Imagine the most luxurious display of flowers ever: vibrant colour, enormous blooms, so over the top that 10 of them is almost too much, flowers that will last a fortnight in a vase even if you forget to change their water and leave them by a hot window.
Now imagine picking them in your backyard. Imagine mid-summer too, a sun delivering actual heat, cicadas yelling, the scent of sunscreen and bushfire smoke with a tinge of salt and sea. That's what you'll be growing if you plant lilies now.
The best lilies for cut flowers may be Asiatic lilies, with short, sturdy stems and no fragrance to upset sensitive noses. They bloom around Christmas time. Orientals are some of the most flamboyantly flowered and fragrant of all lilies, blooming January-February on strong, tall multi-flowered stems. Orientals are also the most heat tolerant of all lilies.
If you want totally over-the-top blooms, go for the double oriental lilies, ostentatiously petalled and bred to have no stamens - stamens can stain a tablecloth or any cloth that brushes by, so otherwise need to be snipped from bunches of liliums. 'Orienpet' are hybrids between Oriental Lilies and the hardy Christmas Lily, Lilium longiflorum - and an excellent garden and cut flower choice.
You'll recoup the investment with the first bunch of stunning blooms, whether they go in your own vase, or to a friend.
Actually the best 'cut flower' lily is the one that will actually survive in your garden.
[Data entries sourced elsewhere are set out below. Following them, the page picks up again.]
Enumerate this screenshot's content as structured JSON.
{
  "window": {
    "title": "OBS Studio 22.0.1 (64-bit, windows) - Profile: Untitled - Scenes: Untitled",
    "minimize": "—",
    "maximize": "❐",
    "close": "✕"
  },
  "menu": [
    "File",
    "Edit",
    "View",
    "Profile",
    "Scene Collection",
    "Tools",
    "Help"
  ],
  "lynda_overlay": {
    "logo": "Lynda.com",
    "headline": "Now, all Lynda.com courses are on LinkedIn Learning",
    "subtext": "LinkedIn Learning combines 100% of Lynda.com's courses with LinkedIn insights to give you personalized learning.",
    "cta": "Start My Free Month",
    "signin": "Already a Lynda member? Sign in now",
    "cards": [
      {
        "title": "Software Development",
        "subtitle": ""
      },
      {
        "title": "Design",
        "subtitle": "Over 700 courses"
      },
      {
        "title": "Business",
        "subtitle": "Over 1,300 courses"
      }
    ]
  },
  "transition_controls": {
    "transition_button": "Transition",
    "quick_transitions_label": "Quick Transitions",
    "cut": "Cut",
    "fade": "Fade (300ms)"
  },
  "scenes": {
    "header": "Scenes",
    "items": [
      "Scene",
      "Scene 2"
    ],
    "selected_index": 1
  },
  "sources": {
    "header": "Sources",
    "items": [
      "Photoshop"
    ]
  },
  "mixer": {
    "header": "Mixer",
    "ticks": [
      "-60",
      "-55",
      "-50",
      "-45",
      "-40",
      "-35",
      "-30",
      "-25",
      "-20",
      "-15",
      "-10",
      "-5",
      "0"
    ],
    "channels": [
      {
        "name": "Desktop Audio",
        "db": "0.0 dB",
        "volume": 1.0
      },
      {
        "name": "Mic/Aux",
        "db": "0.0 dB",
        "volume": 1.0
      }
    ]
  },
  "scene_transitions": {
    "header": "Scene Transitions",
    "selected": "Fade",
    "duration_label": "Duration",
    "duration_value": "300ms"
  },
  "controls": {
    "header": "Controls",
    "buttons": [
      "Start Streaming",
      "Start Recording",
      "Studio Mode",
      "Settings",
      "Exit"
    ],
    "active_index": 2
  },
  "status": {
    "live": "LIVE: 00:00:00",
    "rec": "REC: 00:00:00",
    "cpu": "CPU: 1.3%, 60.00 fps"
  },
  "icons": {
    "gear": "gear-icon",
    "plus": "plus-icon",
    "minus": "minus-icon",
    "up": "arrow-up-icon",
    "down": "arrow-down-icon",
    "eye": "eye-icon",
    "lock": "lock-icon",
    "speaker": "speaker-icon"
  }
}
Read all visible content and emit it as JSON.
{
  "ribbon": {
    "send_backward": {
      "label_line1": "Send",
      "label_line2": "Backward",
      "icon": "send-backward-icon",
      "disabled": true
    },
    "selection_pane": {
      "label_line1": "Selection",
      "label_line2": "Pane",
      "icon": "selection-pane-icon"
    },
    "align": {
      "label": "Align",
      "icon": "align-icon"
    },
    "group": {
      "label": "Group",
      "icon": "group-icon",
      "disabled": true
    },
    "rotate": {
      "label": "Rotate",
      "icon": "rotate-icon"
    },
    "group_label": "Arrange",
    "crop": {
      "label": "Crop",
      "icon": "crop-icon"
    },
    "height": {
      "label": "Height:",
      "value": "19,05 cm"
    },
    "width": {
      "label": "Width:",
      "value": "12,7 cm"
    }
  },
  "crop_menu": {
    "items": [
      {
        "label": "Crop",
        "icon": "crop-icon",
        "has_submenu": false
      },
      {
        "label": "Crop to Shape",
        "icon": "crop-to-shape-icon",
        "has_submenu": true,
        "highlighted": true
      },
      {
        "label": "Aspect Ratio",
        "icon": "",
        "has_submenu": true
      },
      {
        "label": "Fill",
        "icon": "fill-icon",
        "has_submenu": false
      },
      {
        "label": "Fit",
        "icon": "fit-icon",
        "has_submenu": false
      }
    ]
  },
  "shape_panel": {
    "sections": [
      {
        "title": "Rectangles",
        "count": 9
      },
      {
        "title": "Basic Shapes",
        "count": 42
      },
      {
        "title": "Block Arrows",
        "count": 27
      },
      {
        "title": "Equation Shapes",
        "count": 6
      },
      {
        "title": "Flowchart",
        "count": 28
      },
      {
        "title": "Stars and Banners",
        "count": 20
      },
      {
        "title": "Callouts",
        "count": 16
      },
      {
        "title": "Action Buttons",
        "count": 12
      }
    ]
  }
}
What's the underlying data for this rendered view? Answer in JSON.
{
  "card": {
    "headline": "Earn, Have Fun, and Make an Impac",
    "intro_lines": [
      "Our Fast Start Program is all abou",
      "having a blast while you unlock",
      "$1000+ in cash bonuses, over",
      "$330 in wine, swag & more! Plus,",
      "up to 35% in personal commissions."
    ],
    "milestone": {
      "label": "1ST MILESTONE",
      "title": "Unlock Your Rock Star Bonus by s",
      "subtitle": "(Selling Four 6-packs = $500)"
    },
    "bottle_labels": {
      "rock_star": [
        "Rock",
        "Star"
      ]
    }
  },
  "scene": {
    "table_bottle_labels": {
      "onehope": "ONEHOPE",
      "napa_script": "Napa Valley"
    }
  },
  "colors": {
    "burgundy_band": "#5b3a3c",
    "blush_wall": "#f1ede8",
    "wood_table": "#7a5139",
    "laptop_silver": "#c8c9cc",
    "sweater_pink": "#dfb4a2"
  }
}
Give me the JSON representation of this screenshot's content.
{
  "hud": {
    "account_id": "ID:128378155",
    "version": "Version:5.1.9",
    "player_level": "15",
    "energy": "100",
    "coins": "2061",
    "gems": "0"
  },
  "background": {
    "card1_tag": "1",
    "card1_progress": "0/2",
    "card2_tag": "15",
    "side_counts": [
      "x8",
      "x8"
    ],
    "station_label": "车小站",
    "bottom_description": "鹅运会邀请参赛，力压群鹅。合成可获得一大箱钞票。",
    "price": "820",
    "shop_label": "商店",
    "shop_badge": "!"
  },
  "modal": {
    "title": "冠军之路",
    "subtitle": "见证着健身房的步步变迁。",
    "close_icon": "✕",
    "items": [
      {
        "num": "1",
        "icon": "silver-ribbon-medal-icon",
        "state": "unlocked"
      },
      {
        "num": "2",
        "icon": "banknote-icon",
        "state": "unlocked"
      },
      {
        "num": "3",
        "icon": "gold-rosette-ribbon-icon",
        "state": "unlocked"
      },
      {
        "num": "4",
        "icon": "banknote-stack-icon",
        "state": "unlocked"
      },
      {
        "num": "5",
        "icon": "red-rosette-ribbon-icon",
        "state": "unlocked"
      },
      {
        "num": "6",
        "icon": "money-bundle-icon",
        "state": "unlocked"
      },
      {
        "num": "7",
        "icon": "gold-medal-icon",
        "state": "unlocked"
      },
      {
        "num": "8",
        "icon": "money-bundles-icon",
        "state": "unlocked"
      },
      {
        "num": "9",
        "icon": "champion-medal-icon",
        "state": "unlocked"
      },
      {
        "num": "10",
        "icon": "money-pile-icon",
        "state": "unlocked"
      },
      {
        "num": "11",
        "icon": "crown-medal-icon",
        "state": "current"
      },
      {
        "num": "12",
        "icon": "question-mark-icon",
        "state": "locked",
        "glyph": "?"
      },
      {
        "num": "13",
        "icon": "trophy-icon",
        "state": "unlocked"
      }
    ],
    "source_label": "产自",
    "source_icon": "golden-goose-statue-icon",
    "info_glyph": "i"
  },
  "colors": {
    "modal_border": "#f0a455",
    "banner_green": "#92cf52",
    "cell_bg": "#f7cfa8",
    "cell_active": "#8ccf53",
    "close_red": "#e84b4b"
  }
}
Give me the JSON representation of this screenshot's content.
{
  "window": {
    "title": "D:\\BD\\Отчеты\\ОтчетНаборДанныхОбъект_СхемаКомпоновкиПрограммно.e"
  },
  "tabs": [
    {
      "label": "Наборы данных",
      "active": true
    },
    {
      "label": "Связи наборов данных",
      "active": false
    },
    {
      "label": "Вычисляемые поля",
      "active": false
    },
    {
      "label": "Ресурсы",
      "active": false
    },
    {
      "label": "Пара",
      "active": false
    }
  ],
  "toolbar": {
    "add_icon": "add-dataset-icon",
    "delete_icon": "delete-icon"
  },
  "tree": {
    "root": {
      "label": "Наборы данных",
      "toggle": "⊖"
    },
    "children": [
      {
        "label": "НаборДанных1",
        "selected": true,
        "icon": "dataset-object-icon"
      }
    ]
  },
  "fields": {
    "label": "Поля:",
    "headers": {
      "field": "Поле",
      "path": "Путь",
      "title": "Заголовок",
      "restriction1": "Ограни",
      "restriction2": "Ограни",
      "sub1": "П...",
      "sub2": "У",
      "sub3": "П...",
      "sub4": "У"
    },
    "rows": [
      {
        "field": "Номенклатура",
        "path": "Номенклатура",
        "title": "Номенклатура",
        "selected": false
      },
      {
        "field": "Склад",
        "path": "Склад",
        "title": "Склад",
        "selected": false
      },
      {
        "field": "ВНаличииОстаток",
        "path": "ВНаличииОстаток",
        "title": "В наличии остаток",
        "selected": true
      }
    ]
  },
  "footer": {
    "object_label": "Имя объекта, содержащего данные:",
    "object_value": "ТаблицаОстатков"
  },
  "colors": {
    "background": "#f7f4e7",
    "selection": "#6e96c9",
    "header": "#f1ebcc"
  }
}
You may be better off with the less spectacular Trumpet Lilies, thinner stemmed, with up to 20 blooms per stem - though in dry conditions here ours bloom with only 3-4 flowers per stem. But they do tend to survive droughts - and even bloom - where Asiatic Lilies may die if they are unhappy.
Christmas Lilies are hardy too - the pure white trumpet lilies that fill florist shops during December - they are easily grown, quick to increase and fragrant, or look for the new varieties of the old-fashioned garden staple tiger lilies. The new ones come in reds and pinks and not just tiger orange, and they don't demand perfect garden skills, or any skill at all if planted in the right place.
What is the right place for a lily? Think lush forest understory, all rich, moist, humus-rich soil where their roots are in shade but the heads can reach up to dappled morning sunlight. The best lilies I have ever seen grow in the southern temperate rainforest soils near here. If you lack your own rainforest, add mulch, mulch, and mulch, and water at least twice a week.
Plant your liliums in dappled shade, with a touch of fertiliser in late winter and after flowering, which is also the time to cut the tops off so the plants don't waste strength maturing seed. Bulbs should be planted now i.e. this weekend until the weather warms, which given climate changes might be next weekend or early January.
If you are industrious and extravagant, plant a few lily bulbs every week till late winter. They'll bloom 8-14 weeks from planting, thus giving you spectacular flowers from before Christmas to late summer. Plant lots, so your garden glows but you also have plenty to give away.
You'll recoup the investment with the first bunch of stunning blooms, whether they go in your own vase, or to a friend. No need add anything else; no way to adorn them without looking tacky. Just 10 glorious clusters of lilies. Tend them just a little, and every year you will get more ... and more.
Lilies do far more than double in number every year. Thin them out at least every four years, till finally one winter you begin giving away lily starter kits to friends, to chase away the winter glooms with visions of mid-summer.
This week I am not:
- Planting liliums, strawberries or anything - I am post-surgery so gardening is off the table, er, off the spade, for a while.
- Picking the hard fruit of Himalayan Pears (usually regarded just as ornamental) to boil for hours till soft enough to release the juice to make a golden version of quince jelly.
- Or doing the same to the quinces and medlars.
But I am:
- Watching the parrots tuck into the cumquats.
- Watching the wallabies tuck into everything from the pelargoniums to the low hanging lemons.
- Glad I planted 6 nerines 10 years ago, because they and their progeny are blooming, and it's wonderful.